*** RECORDED DATA ***

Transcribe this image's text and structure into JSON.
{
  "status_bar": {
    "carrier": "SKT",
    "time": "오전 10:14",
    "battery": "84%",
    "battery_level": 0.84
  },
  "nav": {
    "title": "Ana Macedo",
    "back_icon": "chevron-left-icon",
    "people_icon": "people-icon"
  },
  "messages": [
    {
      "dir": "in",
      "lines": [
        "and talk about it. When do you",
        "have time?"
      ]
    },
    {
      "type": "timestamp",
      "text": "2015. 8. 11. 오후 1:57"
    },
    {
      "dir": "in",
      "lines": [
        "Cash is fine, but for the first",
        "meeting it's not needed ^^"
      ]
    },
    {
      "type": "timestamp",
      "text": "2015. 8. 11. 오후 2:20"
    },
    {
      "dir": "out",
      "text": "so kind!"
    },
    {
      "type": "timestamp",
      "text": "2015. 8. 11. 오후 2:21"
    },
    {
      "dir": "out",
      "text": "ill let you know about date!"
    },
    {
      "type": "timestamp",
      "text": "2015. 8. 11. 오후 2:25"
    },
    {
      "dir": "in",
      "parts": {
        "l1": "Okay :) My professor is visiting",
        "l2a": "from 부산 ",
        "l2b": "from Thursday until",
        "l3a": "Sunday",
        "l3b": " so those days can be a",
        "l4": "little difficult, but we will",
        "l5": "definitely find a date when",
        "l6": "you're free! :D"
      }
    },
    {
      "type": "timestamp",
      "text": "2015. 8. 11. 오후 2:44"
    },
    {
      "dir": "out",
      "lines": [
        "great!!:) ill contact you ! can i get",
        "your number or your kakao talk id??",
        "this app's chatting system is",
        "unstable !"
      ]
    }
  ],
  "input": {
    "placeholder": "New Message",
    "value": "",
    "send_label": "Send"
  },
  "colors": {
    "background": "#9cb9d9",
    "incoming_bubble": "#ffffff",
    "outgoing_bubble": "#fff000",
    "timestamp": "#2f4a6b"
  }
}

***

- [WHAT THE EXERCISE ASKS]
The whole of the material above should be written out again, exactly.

- [TASK ANSWER]
Transcribe this image's text and structure into JSON.
{
  "status_bar": {
    "carrier": "SKT",
    "time": "오전 10:14",
    "battery": "84%",
    "battery_level": 0.84
  },
  "nav": {
    "title": "Ana Macedo",
    "back_icon": "chevron-left-icon",
    "people_icon": "people-icon"
  },
  "messages": [
    {
      "dir": "in",
      "lines": [
        "and talk about it. When do you",
        "have time?"
      ]
    },
    {
      "type": "timestamp",
      "text": "2015. 8. 11. 오후 1:57"
    },
    {
      "dir": "in",
      "lines": [
        "Cash is fine, but for the first",
        "meeting it's not needed ^^"
      ]
    },
    {
      "type": "timestamp",
      "text": "2015. 8. 11. 오후 2:20"
    },
    {
      "dir": "out",
      "text": "so kind!"
    },
    {
      "type": "timestamp",
      "text": "2015. 8. 11. 오후 2:21"
    },
    {
      "dir": "out",
      "text": "ill let you know about date!"
    },
    {
      "type": "timestamp",
      "text": "2015. 8. 11. 오후 2:25"
    },
    {
      "dir": "in",
      "parts": {
        "l1": "Okay :) My professor is visiting",
        "l2a": "from 부산 ",
        "l2b": "from Thursday until",
        "l3a": "Sunday",
        "l3b": " so those days can be a",
        "l4": "little difficult, but we will",
        "l5": "definitely find a date when",
        "l6": "you're free! :D"
      }
    },
    {
      "type": "timestamp",
      "text": "2015. 8. 11. 오후 2:44"
    },
    {
      "dir": "out",
      "lines": [
        "great!!:) ill contact you ! can i get",
        "your number or your kakao talk id??",
        "this app's chatting system is",
        "unstable !"
      ]
    }
  ],
  "input": {
    "placeholder": "New Message",
    "value": "",
    "send_label": "Send"
  },
  "colors": {
    "background": "#9cb9d9",
    "incoming_bubble": "#ffffff",
    "outgoing_bubble": "#fff000",
    "timestamp": "#2f4a6b"
  }
}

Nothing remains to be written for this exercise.